Assignment — Give back the whole listing exactly as written, pictures excluded.

Records —
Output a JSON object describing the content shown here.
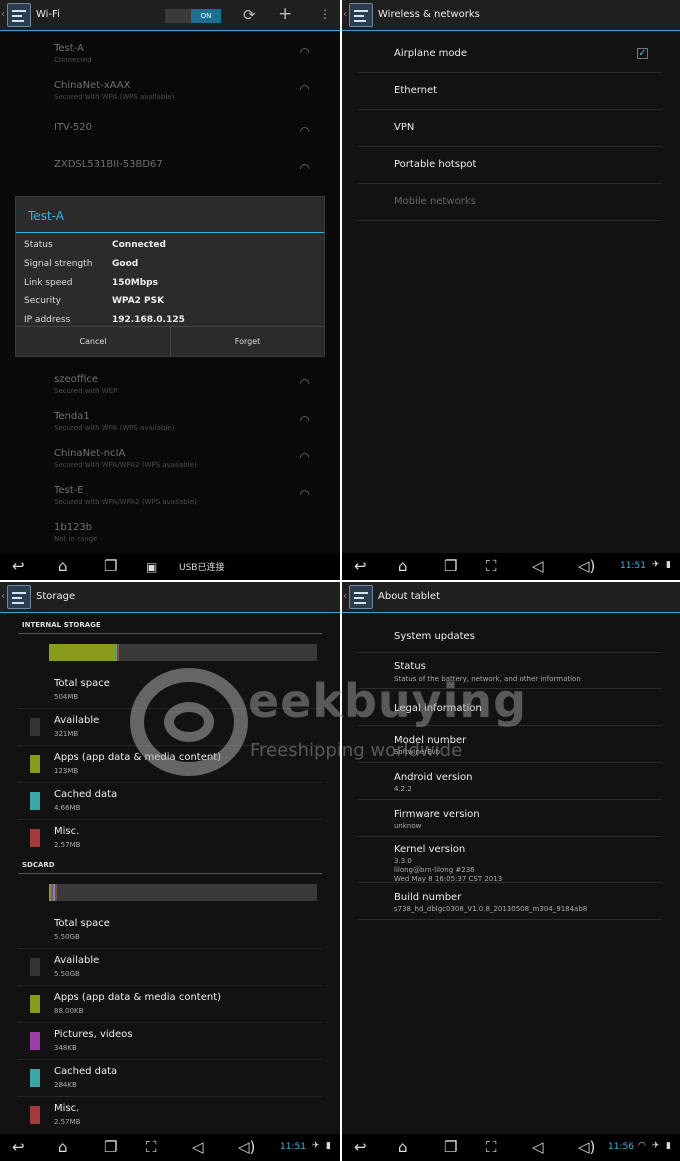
{
  "wifi_screen": {
    "title": "Wi-Fi",
    "toggle": "ON",
    "networks": [
      {
        "name": "Test-A",
        "status": "Connected"
      },
      {
        "name": "ChinaNet-xAAX",
        "status": "Secured with WPA (WPS available)"
      },
      {
        "name": "ITV-520",
        "status": ""
      },
      {
        "name": "ZXDSL531BII-53BD67",
        "status": ""
      },
      {
        "name": "szeoffice",
        "status": "Secured with WEP"
      },
      {
        "name": "Tenda1",
        "status": "Secured with WPA (WPS available)"
      },
      {
        "name": "ChinaNet-ncIA",
        "status": "Secured with WPA/WPA2 (WPS available)"
      },
      {
        "name": "Test-E",
        "status": "Secured with WPA/WPA2 (WPS available)"
      },
      {
        "name": "1b123b",
        "status": "Not in range"
      }
    ],
    "dialog": {
      "title": "Test-A",
      "rows": [
        {
          "label": "Status",
          "value": "Connected"
        },
        {
          "label": "Signal strength",
          "value": "Good"
        },
        {
          "label": "Link speed",
          "value": "150Mbps"
        },
        {
          "label": "Security",
          "value": "WPA2 PSK"
        },
        {
          "label": "IP address",
          "value": "192.168.0.125"
        }
      ],
      "cancel": "Cancel",
      "forget": "Forget"
    },
    "notification": "USB已连接"
  },
  "wireless_screen": {
    "title": "Wireless & networks",
    "items": [
      {
        "label": "Airplane mode",
        "checked": true
      },
      {
        "label": "Ethernet"
      },
      {
        "label": "VPN"
      },
      {
        "label": "Portable hotspot"
      },
      {
        "label": "Mobile networks",
        "disabled": true
      }
    ],
    "clock": "11:51"
  },
  "storage_screen": {
    "title": "Storage",
    "internal_header": "INTERNAL STORAGE",
    "internal_usage": [
      {
        "color": "#8a9a1a",
        "fraction": 0.245
      },
      {
        "color": "#3aa6a6",
        "fraction": 0.006
      },
      {
        "color": "#a33a3a",
        "fraction": 0.006
      }
    ],
    "internal": [
      {
        "label": "Total space",
        "value": "504MB",
        "color": ""
      },
      {
        "label": "Available",
        "value": "321MB",
        "color": "#333333"
      },
      {
        "label": "Apps (app data & media content)",
        "value": "123MB",
        "color": "#8a9a1a"
      },
      {
        "label": "Cached data",
        "value": "4.66MB",
        "color": "#3aa6a6"
      },
      {
        "label": "Misc.",
        "value": "2.57MB",
        "color": "#a33a3a"
      }
    ],
    "sdcard_header": "SDCARD",
    "sdcard_usage": [
      {
        "color": "#8a9a1a",
        "fraction": 0.005
      },
      {
        "color": "#9b3fa6",
        "fraction": 0.005
      },
      {
        "color": "#3aa6a6",
        "fraction": 0.005
      },
      {
        "color": "#a33a3a",
        "fraction": 0.005
      }
    ],
    "sdcard": [
      {
        "label": "Total space",
        "value": "5.50GB",
        "color": ""
      },
      {
        "label": "Available",
        "value": "5.50GB",
        "color": "#333333"
      },
      {
        "label": "Apps (app data & media content)",
        "value": "88.00KB",
        "color": "#8a9a1a"
      },
      {
        "label": "Pictures, videos",
        "value": "348KB",
        "color": "#9b3fa6"
      },
      {
        "label": "Cached data",
        "value": "284KB",
        "color": "#3aa6a6"
      },
      {
        "label": "Misc.",
        "value": "2.57MB",
        "color": "#a33a3a"
      }
    ],
    "clock": "11:51"
  },
  "about_screen": {
    "title": "About tablet",
    "items": [
      {
        "label": "System updates",
        "value": ""
      },
      {
        "label": "Status",
        "value": "Status of the battery, network, and other information"
      },
      {
        "label": "Legal information",
        "value": ""
      },
      {
        "label": "Model number",
        "value": "SoftwinerEvb"
      },
      {
        "label": "Android version",
        "value": "4.2.2"
      },
      {
        "label": "Firmware version",
        "value": "unknow"
      },
      {
        "label": "Kernel version",
        "value": "3.3.0\nlilong@brn-lilong #236\nWed May 8 16:05:37 CST 2013"
      },
      {
        "label": "Build number",
        "value": "s738_hd_dblgc0308_V1.0.8_20130508_m304_9184ab8"
      }
    ],
    "clock": "11:56"
  },
  "watermark": {
    "brand": "eekbuying",
    "tagline": "Freeshipping worldwide"
  }
}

Response to this task —
Output a JSON object describing the content shown here.
{
  "wifi_screen": {
    "title": "Wi-Fi",
    "toggle": "ON",
    "networks": [
      {
        "name": "Test-A",
        "status": "Connected"
      },
      {
        "name": "ChinaNet-xAAX",
        "status": "Secured with WPA (WPS available)"
      },
      {
        "name": "ITV-520",
        "status": ""
      },
      {
        "name": "ZXDSL531BII-53BD67",
        "status": ""
      },
      {
        "name": "szeoffice",
        "status": "Secured with WEP"
      },
      {
        "name": "Tenda1",
        "status": "Secured with WPA (WPS available)"
      },
      {
        "name": "ChinaNet-ncIA",
        "status": "Secured with WPA/WPA2 (WPS available)"
      },
      {
        "name": "Test-E",
        "status": "Secured with WPA/WPA2 (WPS available)"
      },
      {
        "name": "1b123b",
        "status": "Not in range"
      }
    ],
    "dialog": {
      "title": "Test-A",
      "rows": [
        {
          "label": "Status",
          "value": "Connected"
        },
        {
          "label": "Signal strength",
          "value": "Good"
        },
        {
          "label": "Link speed",
          "value": "150Mbps"
        },
        {
          "label": "Security",
          "value": "WPA2 PSK"
        },
        {
          "label": "IP address",
          "value": "192.168.0.125"
        }
      ],
      "cancel": "Cancel",
      "forget": "Forget"
    },
    "notification": "USB已连接"
  },
  "wireless_screen": {
    "title": "Wireless & networks",
    "items": [
      {
        "label": "Airplane mode",
        "checked": true
      },
      {
        "label": "Ethernet"
      },
      {
        "label": "VPN"
      },
      {
        "label": "Portable hotspot"
      },
      {
        "label": "Mobile networks",
        "disabled": true
      }
    ],
    "clock": "11:51"
  },
  "storage_screen": {
    "title": "Storage",
    "internal_header": "INTERNAL STORAGE",
    "internal_usage": [
      {
        "color": "#8a9a1a",
        "fraction": 0.245
      },
      {
        "color": "#3aa6a6",
        "fraction": 0.006
      },
      {
        "color": "#a33a3a",
        "fraction": 0.006
      }
    ],
    "internal": [
      {
        "label": "Total space",
        "value": "504MB",
        "color": ""
      },
      {
        "label": "Available",
        "value": "321MB",
        "color": "#333333"
      },
      {
        "label": "Apps (app data & media content)",
        "value": "123MB",
        "color": "#8a9a1a"
      },
      {
        "label": "Cached data",
        "value": "4.66MB",
        "color": "#3aa6a6"
      },
      {
        "label": "Misc.",
        "value": "2.57MB",
        "color": "#a33a3a"
      }
    ],
    "sdcard_header": "SDCARD",
    "sdcard_usage": [
      {
        "color": "#8a9a1a",
        "fraction": 0.005
      },
      {
        "color": "#9b3fa6",
        "fraction": 0.005
      },
      {
        "color": "#3aa6a6",
        "fraction": 0.005
      },
      {
        "color": "#a33a3a",
        "fraction": 0.005
      }
    ],
    "sdcard": [
      {
        "label": "Total space",
        "value": "5.50GB",
        "color": ""
      },
      {
        "label": "Available",
        "value": "5.50GB",
        "color": "#333333"
      },
      {
        "label": "Apps (app data & media content)",
        "value": "88.00KB",
        "color": "#8a9a1a"
      },
      {
        "label": "Pictures, videos",
        "value": "348KB",
        "color": "#9b3fa6"
      },
      {
        "label": "Cached data",
        "value": "284KB",
        "color": "#3aa6a6"
      },
      {
        "label": "Misc.",
        "value": "2.57MB",
        "color": "#a33a3a"
      }
    ],
    "clock": "11:51"
  },
  "about_screen": {
    "title": "About tablet",
    "items": [
      {
        "label": "System updates",
        "value": ""
      },
      {
        "label": "Status",
        "value": "Status of the battery, network, and other information"
      },
      {
        "label": "Legal information",
        "value": ""
      },
      {
        "label": "Model number",
        "value": "SoftwinerEvb"
      },
      {
        "label": "Android version",
        "value": "4.2.2"
      },
      {
        "label": "Firmware version",
        "value": "unknow"
      },
      {
        "label": "Kernel version",
        "value": "3.3.0\nlilong@brn-lilong #236\nWed May 8 16:05:37 CST 2013"
      },
      {
        "label": "Build number",
        "value": "s738_hd_dblgc0308_V1.0.8_20130508_m304_9184ab8"
      }
    ],
    "clock": "11:56"
  },
  "watermark": {
    "brand": "eekbuying",
    "tagline": "Freeshipping worldwide"
  }
}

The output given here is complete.